Medicine & Nazism
The connection between German Physicians and the Nazi vision of a Master Race, and the Jewish doctors that combatted it.
This introductory book deals with the bonds created between German physicians and the Nazi biomedical vision based upon racial and eugenic conceptions. These ideological connections and the attitudes of many Nazi doctors, culminating in the actions of Mengele and other SS physicians in Auschwitz, may be described as a Medicalization of the Holocaust.
In July 1933, the sterilization law was enacted. Under the pretext of war, the Nazi modus operandi was changed to medical murder. It strove to stop the spread of hereditary diseases by gassing to death sick people judged unfit to be included among Aryan Germans. Although officially abandoned in summer 1941, Hitler used the expertise gained by the medical murderers to design the Final Solution. Nazi physicians operated the first annihilation camps like Treblinka, while others initiated the process of Ghettoization, arguing that the Jews were spreading epidemics.
The second part of this book depicts the courageous efforts of many Jewish doctors to resist annihilation. In many ghettos, Jewish doctors worked on behalf of the Judenrat to try keep people alive. A clandestine medical faculty functioning in the Warsaw ghetto was the pinnacle of Jewish intellectual resistance. Even in concentration camps, physicians attempted to sustain the basic creeds of medical ethics by protecting and saving patients.

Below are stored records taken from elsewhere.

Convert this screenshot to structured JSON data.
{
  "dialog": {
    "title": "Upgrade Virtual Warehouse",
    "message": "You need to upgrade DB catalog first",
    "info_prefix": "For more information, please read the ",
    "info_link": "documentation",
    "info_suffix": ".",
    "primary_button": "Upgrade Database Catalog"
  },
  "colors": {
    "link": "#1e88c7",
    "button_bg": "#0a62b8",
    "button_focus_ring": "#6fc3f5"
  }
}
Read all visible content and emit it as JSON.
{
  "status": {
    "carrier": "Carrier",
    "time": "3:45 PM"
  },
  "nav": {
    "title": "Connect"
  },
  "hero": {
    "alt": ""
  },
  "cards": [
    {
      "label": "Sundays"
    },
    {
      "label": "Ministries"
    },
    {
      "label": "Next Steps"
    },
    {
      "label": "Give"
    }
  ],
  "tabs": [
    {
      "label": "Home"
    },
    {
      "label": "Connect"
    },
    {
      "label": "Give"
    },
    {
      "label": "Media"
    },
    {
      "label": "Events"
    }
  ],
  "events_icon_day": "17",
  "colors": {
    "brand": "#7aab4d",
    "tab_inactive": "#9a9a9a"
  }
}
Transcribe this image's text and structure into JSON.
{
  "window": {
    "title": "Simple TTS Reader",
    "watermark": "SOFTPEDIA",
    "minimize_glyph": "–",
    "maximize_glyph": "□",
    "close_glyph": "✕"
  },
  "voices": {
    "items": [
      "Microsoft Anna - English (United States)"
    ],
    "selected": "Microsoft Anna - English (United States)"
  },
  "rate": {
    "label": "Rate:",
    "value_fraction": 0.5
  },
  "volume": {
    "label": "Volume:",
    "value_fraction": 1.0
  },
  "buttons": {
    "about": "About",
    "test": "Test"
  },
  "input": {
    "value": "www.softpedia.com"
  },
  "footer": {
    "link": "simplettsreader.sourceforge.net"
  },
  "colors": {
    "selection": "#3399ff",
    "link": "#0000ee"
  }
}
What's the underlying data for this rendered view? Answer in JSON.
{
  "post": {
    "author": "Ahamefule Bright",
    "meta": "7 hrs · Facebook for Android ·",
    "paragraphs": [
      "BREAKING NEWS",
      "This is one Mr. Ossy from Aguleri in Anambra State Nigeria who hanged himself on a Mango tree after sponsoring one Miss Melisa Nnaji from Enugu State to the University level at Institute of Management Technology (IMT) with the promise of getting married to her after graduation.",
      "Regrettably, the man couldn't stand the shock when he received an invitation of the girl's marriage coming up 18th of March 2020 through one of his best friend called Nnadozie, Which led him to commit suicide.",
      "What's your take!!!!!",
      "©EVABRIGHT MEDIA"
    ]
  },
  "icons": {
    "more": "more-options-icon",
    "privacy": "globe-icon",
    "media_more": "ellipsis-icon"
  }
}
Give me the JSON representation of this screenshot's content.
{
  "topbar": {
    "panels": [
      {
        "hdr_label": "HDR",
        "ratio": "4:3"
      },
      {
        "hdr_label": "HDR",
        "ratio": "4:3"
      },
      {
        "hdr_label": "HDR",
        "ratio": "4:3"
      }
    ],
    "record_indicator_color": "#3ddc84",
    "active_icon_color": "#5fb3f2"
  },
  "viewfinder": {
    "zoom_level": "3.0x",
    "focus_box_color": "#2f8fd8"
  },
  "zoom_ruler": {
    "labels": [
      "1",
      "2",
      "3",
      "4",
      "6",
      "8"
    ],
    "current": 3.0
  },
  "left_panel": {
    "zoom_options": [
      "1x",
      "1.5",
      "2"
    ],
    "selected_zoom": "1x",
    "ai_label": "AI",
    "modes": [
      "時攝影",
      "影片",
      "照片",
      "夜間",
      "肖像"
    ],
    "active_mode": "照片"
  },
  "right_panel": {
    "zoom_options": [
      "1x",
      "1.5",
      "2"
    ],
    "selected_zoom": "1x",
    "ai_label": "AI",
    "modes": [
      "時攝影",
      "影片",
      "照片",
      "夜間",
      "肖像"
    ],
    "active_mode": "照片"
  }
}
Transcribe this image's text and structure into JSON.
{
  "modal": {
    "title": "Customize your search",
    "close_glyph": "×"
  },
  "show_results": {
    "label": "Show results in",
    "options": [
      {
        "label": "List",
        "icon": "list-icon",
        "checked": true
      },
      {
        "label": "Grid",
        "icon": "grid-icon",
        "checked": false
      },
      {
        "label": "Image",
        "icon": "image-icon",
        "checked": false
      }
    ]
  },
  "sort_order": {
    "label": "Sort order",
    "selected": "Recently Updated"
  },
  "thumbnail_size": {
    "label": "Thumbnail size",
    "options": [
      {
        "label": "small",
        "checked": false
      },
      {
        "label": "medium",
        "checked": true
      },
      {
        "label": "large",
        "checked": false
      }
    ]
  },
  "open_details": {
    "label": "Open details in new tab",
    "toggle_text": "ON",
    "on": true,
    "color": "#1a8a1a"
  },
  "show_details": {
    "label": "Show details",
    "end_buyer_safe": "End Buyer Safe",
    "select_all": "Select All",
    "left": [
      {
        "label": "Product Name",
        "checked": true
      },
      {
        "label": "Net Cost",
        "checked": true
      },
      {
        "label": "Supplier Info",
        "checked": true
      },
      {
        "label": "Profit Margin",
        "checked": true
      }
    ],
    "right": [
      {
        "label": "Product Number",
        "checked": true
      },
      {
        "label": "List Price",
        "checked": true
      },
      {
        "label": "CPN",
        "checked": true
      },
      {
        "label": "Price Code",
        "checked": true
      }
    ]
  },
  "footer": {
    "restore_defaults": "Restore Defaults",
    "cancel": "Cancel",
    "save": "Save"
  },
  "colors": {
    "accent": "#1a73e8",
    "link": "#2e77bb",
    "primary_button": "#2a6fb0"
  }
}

The last chapters of the book deal with the efforts to cope with the lessons of the Nazi misuse of medicine.